### Instructions for the task
Report all lines below with the word "this".
== Records for processing ==
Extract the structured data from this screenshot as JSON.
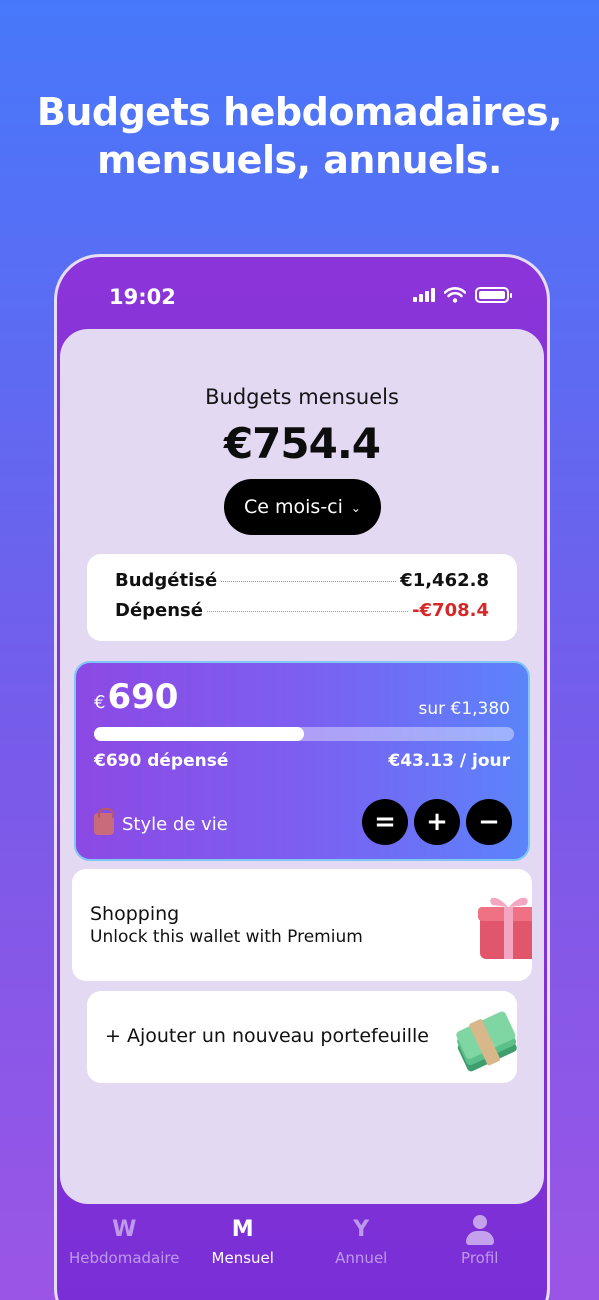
{
  "headline": {
    "line1": "Budgets hebdomadaires,",
    "line2": "mensuels, annuels."
  },
  "status_bar": {
    "time": "19:02",
    "icons": [
      "signal-icon",
      "wifi-icon",
      "battery-icon"
    ]
  },
  "header": {
    "title": "Budgets mensuels",
    "total": "€754.4",
    "period_label": "Ce mois-ci"
  },
  "summary": {
    "budgeted_label": "Budgétisé",
    "budgeted_value": "€1,462.8",
    "spent_label": "Dépensé",
    "spent_value": "-€708.4",
    "spent_color": "#d62828"
  },
  "wallet": {
    "currency": "€",
    "amount": "690",
    "limit": "sur €1,380",
    "progress_fraction": 0.5,
    "spent": "€690 dépensé",
    "per_day": "€43.13 / jour",
    "category": "Style de vie",
    "category_icon": "bag-icon",
    "buttons": [
      "equals-button",
      "plus-button",
      "minus-button"
    ]
  },
  "locked_wallet": {
    "title": "Shopping",
    "subtitle": "Unlock this wallet with Premium",
    "icon": "gift-icon"
  },
  "add_wallet": {
    "label": "+ Ajouter un nouveau portefeuille",
    "icon": "cash-icon"
  },
  "tabs": [
    {
      "icon": "W",
      "label": "Hebdomadaire",
      "active": false
    },
    {
      "icon": "M",
      "label": "Mensuel",
      "active": true
    },
    {
      "icon": "Y",
      "label": "Annuel",
      "active": false
    },
    {
      "icon": "profile-icon",
      "label": "Profil",
      "active": false
    }
  ]
}
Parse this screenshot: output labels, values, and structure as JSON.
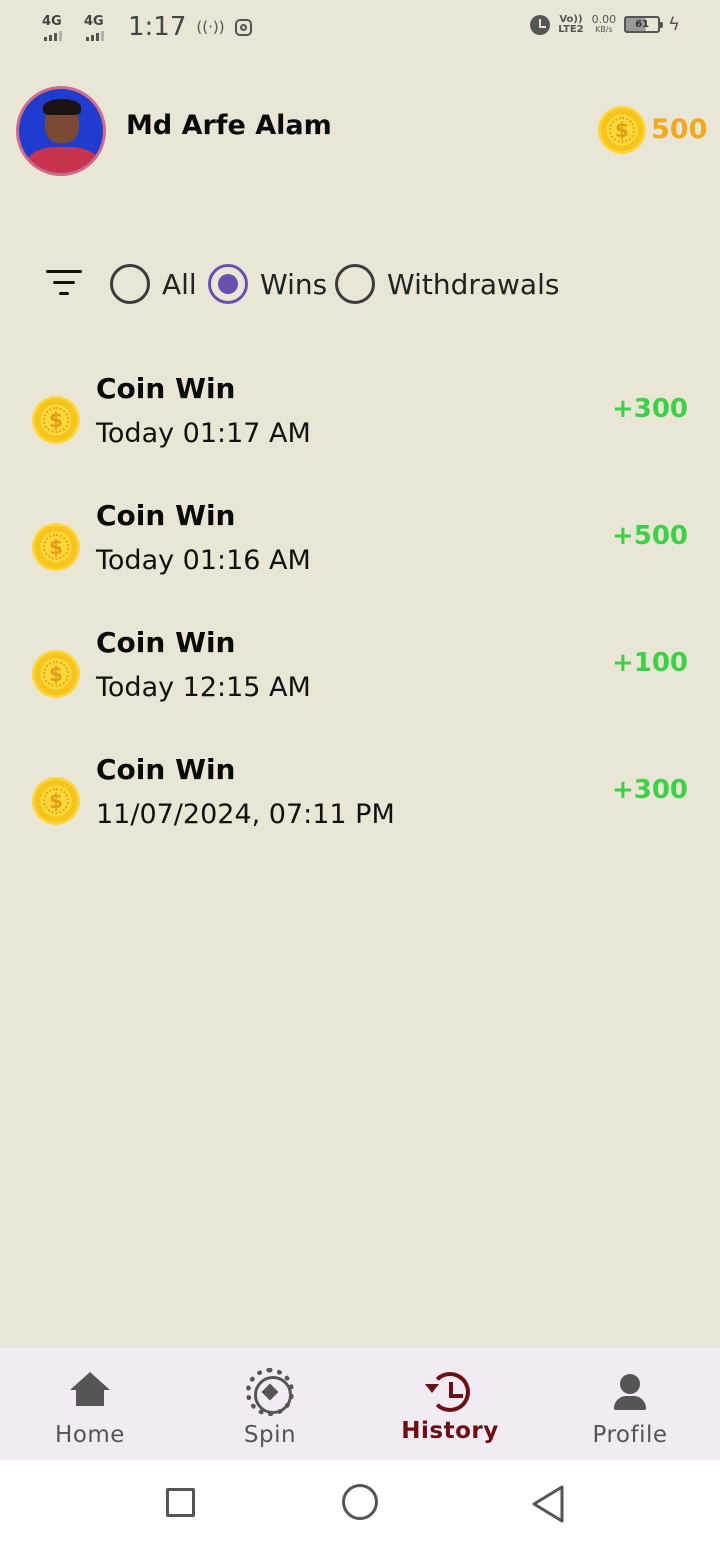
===
### Response
Extract the structured data from this screenshot as JSON.
    "subtitle": "Unlock this wallet with Premium",
Parse this screenshot: output labels, values, and structure as JSON.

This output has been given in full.